# Exercise prompt
Scan the data. Collect each line that contains the word "this".

Stored items from a collection:

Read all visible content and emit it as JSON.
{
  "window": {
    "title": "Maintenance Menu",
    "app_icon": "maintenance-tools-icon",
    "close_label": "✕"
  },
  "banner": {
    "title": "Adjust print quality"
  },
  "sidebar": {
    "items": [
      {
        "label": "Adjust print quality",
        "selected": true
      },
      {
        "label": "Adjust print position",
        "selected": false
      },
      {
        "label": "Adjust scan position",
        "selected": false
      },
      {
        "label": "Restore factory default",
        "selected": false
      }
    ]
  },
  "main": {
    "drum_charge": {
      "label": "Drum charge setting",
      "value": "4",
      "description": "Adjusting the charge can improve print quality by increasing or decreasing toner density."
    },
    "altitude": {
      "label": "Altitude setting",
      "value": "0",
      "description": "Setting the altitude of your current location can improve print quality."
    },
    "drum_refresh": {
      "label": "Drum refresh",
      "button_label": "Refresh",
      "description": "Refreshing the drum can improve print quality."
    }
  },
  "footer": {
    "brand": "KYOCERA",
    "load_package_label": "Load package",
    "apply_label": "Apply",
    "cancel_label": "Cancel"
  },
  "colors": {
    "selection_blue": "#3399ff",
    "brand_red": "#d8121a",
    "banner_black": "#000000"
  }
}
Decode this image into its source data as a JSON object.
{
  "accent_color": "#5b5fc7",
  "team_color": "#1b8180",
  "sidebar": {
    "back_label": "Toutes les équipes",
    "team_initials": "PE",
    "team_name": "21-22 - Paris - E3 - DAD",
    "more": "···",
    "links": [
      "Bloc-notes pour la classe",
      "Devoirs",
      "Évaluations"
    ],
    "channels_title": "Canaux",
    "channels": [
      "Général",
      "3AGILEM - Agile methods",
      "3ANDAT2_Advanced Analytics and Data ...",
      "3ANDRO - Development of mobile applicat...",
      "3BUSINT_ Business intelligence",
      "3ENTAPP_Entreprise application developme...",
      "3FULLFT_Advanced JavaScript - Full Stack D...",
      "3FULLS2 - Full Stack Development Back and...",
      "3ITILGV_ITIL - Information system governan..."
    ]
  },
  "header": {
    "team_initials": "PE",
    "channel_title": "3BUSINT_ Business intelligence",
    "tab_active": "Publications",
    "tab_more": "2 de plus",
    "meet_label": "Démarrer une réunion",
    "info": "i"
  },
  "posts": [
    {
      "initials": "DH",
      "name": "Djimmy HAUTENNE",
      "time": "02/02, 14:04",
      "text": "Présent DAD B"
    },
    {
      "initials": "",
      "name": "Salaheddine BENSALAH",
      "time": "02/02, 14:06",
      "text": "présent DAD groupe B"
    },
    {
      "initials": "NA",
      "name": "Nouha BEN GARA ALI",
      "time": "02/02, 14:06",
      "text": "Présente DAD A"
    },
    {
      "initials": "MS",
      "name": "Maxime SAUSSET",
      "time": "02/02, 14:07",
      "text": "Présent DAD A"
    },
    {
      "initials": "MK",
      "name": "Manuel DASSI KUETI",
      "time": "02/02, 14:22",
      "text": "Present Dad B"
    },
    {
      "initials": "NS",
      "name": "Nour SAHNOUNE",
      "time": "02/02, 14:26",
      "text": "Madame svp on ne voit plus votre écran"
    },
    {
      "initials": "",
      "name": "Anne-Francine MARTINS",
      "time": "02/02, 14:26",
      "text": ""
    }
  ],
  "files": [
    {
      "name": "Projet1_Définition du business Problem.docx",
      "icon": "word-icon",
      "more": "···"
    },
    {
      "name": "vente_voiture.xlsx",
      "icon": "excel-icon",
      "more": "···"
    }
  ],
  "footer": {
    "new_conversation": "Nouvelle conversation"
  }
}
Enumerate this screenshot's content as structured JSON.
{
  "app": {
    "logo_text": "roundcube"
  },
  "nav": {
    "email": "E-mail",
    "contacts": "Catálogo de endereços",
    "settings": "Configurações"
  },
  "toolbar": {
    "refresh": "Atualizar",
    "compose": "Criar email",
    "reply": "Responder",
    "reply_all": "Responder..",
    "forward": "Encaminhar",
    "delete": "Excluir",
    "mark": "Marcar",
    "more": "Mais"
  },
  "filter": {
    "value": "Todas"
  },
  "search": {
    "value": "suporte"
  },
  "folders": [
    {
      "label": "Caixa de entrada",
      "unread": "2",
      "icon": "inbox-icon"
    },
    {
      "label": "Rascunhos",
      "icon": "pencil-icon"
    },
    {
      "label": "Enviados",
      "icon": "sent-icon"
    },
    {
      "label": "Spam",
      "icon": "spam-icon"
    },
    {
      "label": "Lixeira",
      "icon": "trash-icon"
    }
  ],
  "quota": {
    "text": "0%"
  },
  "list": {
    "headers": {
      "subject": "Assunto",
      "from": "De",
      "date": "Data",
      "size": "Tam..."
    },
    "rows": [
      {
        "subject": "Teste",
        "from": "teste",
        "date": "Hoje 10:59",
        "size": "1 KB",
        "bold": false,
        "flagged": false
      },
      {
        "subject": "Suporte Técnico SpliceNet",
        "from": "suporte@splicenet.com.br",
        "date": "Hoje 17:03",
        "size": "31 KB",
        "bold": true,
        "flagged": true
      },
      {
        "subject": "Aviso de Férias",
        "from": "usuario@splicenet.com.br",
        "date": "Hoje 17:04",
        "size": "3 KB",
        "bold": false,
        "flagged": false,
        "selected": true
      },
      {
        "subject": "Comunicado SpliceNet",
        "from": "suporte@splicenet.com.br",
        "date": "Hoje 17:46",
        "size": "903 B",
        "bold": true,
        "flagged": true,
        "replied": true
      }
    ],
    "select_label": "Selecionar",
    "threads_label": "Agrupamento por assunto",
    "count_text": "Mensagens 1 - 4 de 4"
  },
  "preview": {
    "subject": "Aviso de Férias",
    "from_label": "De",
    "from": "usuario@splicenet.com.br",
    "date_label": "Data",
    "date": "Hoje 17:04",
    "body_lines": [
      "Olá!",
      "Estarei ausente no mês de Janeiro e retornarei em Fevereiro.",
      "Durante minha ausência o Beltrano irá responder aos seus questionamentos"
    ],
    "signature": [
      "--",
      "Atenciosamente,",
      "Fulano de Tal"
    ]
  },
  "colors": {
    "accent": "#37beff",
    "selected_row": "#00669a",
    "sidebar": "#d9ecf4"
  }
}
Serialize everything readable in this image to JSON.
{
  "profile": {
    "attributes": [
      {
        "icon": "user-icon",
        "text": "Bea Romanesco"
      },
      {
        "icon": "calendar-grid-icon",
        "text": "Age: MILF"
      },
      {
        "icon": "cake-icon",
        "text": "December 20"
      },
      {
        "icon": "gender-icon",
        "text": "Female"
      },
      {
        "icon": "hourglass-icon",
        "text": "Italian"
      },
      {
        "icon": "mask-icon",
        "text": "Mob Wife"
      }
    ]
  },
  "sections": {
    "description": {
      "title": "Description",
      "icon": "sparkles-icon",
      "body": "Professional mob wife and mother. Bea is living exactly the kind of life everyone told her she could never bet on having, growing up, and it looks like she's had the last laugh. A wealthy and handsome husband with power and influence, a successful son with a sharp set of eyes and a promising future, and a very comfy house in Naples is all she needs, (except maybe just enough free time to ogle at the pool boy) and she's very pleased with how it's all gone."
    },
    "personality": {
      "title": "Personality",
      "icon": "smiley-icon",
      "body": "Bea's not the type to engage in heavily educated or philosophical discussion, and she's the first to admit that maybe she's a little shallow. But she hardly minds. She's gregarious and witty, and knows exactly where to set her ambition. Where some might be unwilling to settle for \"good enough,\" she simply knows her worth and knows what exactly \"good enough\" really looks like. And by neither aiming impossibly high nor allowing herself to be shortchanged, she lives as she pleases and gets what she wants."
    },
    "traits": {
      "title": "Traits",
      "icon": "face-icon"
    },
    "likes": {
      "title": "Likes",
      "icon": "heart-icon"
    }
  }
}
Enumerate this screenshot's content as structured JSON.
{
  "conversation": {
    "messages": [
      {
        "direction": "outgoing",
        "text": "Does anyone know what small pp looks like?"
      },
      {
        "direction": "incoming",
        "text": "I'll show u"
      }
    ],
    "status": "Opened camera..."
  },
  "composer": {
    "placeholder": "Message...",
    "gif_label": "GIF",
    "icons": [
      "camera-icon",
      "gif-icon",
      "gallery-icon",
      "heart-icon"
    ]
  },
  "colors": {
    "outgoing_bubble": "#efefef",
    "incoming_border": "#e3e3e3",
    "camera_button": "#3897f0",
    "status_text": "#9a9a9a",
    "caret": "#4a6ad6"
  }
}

# Reply
Decode this image into its source data as a JSON object.
Enumerate this screenshot's content as structured JSON.
Serialize everything readable in this image to JSON.
Enumerate this screenshot's content as structured JSON.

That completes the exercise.